October 20, 2008

The most advanced and powerful electron microscope on the planet—capable of unprecedented resolution—has been installed in the new Canadian Centre for Electron Microscopy at McMaster University.

"We are the first university in the world with a microscope of such a high calibre," says Gianluigi Botton, director of the Canadian Centre for Electron Microscopy, professor of Materials Science and Engineering, and the project's leader. "The resolution of the Titan 80-300 Cubed microscope is remarkable, the equivalent of the Hubble Telescope looking at the atomic level instead of at stars and galaxies. With this microscope we can now easily identify atoms, measure their chemical state and even probe the electrons that bind them together."

Because we are at the very limits of what physics allows us to see, —"even breathing close to a regular microscope could affect the quality of the results," says Botton—the new microscope is housed in a stable, specially designed facility able to withstand ultralow vibrations, low noise, and minute temperature fluctuations. Operation of the instrument will also be done from a separate room to ensure results of the highest quality.

Built in the Netherlands by the FEI Company at a cost of $15-million, the Titan cluster will examine at the nano level hundreds of everyday products in order to understand, manipulate and improve their efficiency, says John Preston, director of McMaster's Brockhouse Institute for Materials Research.

The microscope will be used to help produce more efficient lighting and better solar cells, study proteins and drug-delivery materials to target cancers. It will assess atmospheric particulates, and help create lighter and stronger automotive materials, more effective cosmetics, and higher density memory storage for faster electronic and telecommunication devices.

"The addition of the Titan 80-300 Cubed to the Centre's suite of microscopy instruments that include a Titan cryo-in situ solidifies Ontario's and Canada's lead in nanotechnology, and places us among the world's most advanced materials research institutions," says Mo Elbestawi, McMaster's vice-president, Research and International Affairs.

Source: McMaster University

Explore further: Mechanochemistry paves the way to higher quality perovskite photovoltaics

Related Stories

Cassini's search for the building blocks of life on Titan

September 13, 2017
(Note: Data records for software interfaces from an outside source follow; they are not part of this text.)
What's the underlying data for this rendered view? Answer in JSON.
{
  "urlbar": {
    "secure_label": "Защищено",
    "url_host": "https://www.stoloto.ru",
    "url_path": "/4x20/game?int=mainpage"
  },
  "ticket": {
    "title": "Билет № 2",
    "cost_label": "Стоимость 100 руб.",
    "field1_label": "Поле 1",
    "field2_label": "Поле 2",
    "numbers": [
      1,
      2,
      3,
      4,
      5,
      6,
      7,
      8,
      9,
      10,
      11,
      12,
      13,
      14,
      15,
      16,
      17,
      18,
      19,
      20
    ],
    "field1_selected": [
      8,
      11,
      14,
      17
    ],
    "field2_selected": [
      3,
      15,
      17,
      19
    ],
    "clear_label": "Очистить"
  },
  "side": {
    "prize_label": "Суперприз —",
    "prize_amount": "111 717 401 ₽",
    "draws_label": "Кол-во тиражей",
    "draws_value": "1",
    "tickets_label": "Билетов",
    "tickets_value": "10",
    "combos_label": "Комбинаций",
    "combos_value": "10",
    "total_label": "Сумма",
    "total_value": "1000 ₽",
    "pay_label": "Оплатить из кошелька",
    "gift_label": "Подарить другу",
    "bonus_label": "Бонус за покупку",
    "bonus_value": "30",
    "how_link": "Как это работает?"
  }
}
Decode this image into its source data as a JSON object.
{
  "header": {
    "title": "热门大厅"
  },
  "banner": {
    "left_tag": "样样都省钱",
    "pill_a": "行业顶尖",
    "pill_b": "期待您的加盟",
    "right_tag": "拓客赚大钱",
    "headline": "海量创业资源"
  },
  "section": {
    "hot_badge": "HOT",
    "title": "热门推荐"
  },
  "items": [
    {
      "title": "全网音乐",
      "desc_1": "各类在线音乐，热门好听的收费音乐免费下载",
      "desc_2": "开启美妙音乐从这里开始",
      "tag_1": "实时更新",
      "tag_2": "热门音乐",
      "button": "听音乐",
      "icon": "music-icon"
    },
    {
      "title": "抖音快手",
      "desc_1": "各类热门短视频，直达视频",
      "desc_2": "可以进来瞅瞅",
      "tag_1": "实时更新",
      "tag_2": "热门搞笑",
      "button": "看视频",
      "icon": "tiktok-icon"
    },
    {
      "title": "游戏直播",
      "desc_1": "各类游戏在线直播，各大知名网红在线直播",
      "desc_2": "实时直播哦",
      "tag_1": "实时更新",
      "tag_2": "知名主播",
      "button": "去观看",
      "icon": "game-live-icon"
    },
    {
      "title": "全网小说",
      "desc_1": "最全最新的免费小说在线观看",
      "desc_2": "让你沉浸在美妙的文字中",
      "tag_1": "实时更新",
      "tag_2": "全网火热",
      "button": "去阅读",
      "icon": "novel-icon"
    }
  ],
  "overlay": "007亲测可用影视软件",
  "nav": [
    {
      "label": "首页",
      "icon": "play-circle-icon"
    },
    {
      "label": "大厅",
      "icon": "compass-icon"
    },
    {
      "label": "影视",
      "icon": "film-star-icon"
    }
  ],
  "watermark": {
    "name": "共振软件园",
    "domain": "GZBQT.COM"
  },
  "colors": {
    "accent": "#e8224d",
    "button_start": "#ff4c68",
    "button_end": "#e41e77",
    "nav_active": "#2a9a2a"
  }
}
Lakes and seas of liquid methane, rain from hydrocarbon clouds, and evidence of poisonous hydrogen cyanide in the atmosphere of Titan were just some of the discoveries the Cassini probe made of Saturns's largest moon.

Giant spin-splitting on the surface of strontium titanate

October 14, 2014

The need for ever faster and more efficient electronic devices is growing rapidly, and thus the demand for new materials with new properties. Oxides, especially ones based on strontium titanate (SrTiO3), play an important ...

Discovering the bath scum on Titan

April 1, 2016

It's not everyday that you get to discover something new. But when you do it is a rather strange and quite brilliant feeling. You don't really cry out 'Eureka' (there's usually about a million things going about it your ...

Recommended for you

The microscopic origin of efficiency droop in LEDs

November 21, 2017

Light-emitting diodes—or LEDs, as they are commonly known—have been slowly replacing incandescent light bulbs in applications ranging from car taillights to indicators on electronics since their invention in the 1960s.

Borophene shines alone as 2-D plasmonic material

November 20, 2017

An atom-thick film of boron could be the first pure two-dimensional material able to emit visible and near-infrared light by activating its plasmons, according to Rice University scientists.

1 comment

Adjust slider to filter visible comments by rank

Display comments: newest first

hudres
5 / 5 (1) Oct 20, 2008
It would be more appropriate for this venue to state this this microscope has resolution of less than 1 Angstrom (according to the manufacturer). It's more scientific.

Please sign in to add a comment. Registration is free, and takes less than a minute. Read more

Click here to reset your password.
Sign in to get notified via email when new comments are made.